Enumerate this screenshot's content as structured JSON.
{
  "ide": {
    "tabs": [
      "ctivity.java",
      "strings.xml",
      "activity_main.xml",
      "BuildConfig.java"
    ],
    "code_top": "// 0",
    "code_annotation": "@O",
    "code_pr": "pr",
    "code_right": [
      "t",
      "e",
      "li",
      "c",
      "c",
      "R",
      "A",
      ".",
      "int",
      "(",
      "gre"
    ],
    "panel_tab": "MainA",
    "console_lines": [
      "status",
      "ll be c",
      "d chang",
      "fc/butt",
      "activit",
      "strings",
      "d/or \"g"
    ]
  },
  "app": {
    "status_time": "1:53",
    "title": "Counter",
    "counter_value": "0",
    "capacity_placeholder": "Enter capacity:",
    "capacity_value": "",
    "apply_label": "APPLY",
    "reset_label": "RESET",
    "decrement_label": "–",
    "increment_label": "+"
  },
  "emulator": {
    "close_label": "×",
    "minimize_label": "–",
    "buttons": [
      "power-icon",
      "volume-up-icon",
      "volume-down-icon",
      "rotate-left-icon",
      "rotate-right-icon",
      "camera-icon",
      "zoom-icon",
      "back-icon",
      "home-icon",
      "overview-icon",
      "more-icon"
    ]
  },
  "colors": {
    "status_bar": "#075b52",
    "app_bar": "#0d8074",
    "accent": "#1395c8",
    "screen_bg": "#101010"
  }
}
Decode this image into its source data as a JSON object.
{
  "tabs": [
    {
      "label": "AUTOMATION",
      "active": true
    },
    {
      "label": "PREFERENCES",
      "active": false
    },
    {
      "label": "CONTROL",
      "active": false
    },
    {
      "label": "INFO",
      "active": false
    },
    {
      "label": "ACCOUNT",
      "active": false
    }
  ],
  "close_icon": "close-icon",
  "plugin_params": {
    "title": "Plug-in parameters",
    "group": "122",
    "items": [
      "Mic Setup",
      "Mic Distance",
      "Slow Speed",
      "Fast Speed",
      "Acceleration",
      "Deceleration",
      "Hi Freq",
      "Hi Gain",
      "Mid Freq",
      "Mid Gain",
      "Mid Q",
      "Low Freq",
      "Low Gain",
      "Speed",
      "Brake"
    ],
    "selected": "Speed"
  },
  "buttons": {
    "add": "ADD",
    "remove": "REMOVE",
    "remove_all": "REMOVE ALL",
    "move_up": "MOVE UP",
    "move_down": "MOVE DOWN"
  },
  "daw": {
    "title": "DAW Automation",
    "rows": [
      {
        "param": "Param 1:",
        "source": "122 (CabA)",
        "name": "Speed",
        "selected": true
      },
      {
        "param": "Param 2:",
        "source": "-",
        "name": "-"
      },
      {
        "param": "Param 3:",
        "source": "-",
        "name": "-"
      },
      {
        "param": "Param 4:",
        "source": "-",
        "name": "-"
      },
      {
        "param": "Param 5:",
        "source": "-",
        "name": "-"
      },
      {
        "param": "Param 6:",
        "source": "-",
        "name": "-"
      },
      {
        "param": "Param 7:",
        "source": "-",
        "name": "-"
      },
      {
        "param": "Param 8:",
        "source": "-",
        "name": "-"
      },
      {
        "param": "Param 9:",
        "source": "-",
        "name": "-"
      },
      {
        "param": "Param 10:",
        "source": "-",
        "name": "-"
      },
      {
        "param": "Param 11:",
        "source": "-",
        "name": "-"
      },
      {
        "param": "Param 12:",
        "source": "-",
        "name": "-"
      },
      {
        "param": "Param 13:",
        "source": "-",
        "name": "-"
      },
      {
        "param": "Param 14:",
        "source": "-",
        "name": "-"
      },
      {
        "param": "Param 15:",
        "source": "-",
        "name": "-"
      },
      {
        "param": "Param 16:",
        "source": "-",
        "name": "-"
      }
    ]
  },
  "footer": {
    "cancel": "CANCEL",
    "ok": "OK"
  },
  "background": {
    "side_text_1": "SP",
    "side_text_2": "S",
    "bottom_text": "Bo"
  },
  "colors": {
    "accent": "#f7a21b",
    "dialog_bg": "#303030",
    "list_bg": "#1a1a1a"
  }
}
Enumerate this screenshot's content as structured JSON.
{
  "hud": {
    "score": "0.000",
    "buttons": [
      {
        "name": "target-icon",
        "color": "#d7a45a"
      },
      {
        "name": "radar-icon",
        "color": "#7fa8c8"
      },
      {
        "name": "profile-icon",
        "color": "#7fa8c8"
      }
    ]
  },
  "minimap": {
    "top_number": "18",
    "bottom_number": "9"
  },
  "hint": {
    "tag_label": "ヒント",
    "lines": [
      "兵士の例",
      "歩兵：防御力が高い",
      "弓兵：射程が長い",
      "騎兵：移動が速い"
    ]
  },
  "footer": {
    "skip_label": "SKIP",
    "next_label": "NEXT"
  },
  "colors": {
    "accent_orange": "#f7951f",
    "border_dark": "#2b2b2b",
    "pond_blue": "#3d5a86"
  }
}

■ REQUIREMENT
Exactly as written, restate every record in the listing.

■ ANSWER SPACE
Enumerate this screenshot's content as structured JSON.
{
  "ide": {
    "tabs": [
      "ctivity.java",
      "strings.xml",
      "activity_main.xml",
      "BuildConfig.java"
    ],
    "code_top": "// 0",
    "code_annotation": "@O",
    "code_pr": "pr",
    "code_right": [
      "t",
      "e",
      "li",
      "c",
      "c",
      "R",
      "A",
      ".",
      "int",
      "(",
      "gre"
    ],
    "panel_tab": "MainA",
    "console_lines": [
      "status",
      "ll be c",
      "d chang",
      "fc/butt",
      "activit",
      "strings",
      "d/or \"g"
    ]
  },
  "app": {
    "status_time": "1:53",
    "title": "Counter",
    "counter_value": "0",
    "capacity_placeholder": "Enter capacity:",
    "capacity_value": "",
    "apply_label": "APPLY",
    "reset_label": "RESET",
    "decrement_label": "–",
    "increment_label": "+"
  },
  "emulator": {
    "close_label": "×",
    "minimize_label": "–",
    "buttons": [
      "power-icon",
      "volume-up-icon",
      "volume-down-icon",
      "rotate-left-icon",
      "rotate-right-icon",
      "camera-icon",
      "zoom-icon",
      "back-icon",
      "home-icon",
      "overview-icon",
      "more-icon"
    ]
  },
  "colors": {
    "status_bar": "#075b52",
    "app_bar": "#0d8074",
    "accent": "#1395c8",
    "screen_bg": "#101010"
  }
}
Decode this image into its source data as a JSON object.
{
  "tabs": [
    {
      "label": "AUTOMATION",
      "active": true
    },
    {
      "label": "PREFERENCES",
      "active": false
    },
    {
      "label": "CONTROL",
      "active": false
    },
    {
      "label": "INFO",
      "active": false
    },
    {
      "label": "ACCOUNT",
      "active": false
    }
  ],
  "close_icon": "close-icon",
  "plugin_params": {
    "title": "Plug-in parameters",
    "group": "122",
    "items": [
      "Mic Setup",
      "Mic Distance",
      "Slow Speed",
      "Fast Speed",
      "Acceleration",
      "Deceleration",
      "Hi Freq",
      "Hi Gain",
      "Mid Freq",
      "Mid Gain",
      "Mid Q",
      "Low Freq",
      "Low Gain",
      "Speed",
      "Brake"
    ],
    "selected": "Speed"
  },
  "buttons": {
    "add": "ADD",
    "remove": "REMOVE",
    "remove_all": "REMOVE ALL",
    "move_up": "MOVE UP",
    "move_down": "MOVE DOWN"
  },
  "daw": {
    "title": "DAW Automation",
    "rows": [
      {
        "param": "Param 1:",
        "source": "122 (CabA)",
        "name": "Speed",
        "selected": true
      },
      {
        "param": "Param 2:",
        "source": "-",
        "name": "-"
      },
      {
        "param": "Param 3:",
        "source": "-",
        "name": "-"
      },
      {
        "param": "Param 4:",
        "source": "-",
        "name": "-"
      },
      {
        "param": "Param 5:",
        "source": "-",
        "name": "-"
      },
      {
        "param": "Param 6:",
        "source": "-",
        "name": "-"
      },
      {
        "param": "Param 7:",
        "source": "-",
        "name": "-"
      },
      {
        "param": "Param 8:",
        "source": "-",
        "name": "-"
      },
      {
        "param": "Param 9:",
        "source": "-",
        "name": "-"
      },
      {
        "param": "Param 10:",
        "source": "-",
        "name": "-"
      },
      {
        "param": "Param 11:",
        "source": "-",
        "name": "-"
      },
      {
        "param": "Param 12:",
        "source": "-",
        "name": "-"
      },
      {
        "param": "Param 13:",
        "source": "-",
        "name": "-"
      },
      {
        "param": "Param 14:",
        "source": "-",
        "name": "-"
      },
      {
        "param": "Param 15:",
        "source": "-",
        "name": "-"
      },
      {
        "param": "Param 16:",
        "source": "-",
        "name": "-"
      }
    ]
  },
  "footer": {
    "cancel": "CANCEL",
    "ok": "OK"
  },
  "background": {
    "side_text_1": "SP",
    "side_text_2": "S",
    "bottom_text": "Bo"
  },
  "colors": {
    "accent": "#f7a21b",
    "dialog_bg": "#303030",
    "list_bg": "#1a1a1a"
  }
}
Enumerate this screenshot's content as structured JSON.
{
  "hud": {
    "score": "0.000",
    "buttons": [
      {
        "name": "target-icon",
        "color": "#d7a45a"
      },
      {
        "name": "radar-icon",
        "color": "#7fa8c8"
      },
      {
        "name": "profile-icon",
        "color": "#7fa8c8"
      }
    ]
  },
  "minimap": {
    "top_number": "18",
    "bottom_number": "9"
  },
  "hint": {
    "tag_label": "ヒント",
    "lines": [
      "兵士の例",
      "歩兵：防御力が高い",
      "弓兵：射程が長い",
      "騎兵：移動が速い"
    ]
  },
  "footer": {
    "skip_label": "SKIP",
    "next_label": "NEXT"
  },
  "colors": {
    "accent_orange": "#f7951f",
    "border_dark": "#2b2b2b",
    "pond_blue": "#3d5a86"
  }
}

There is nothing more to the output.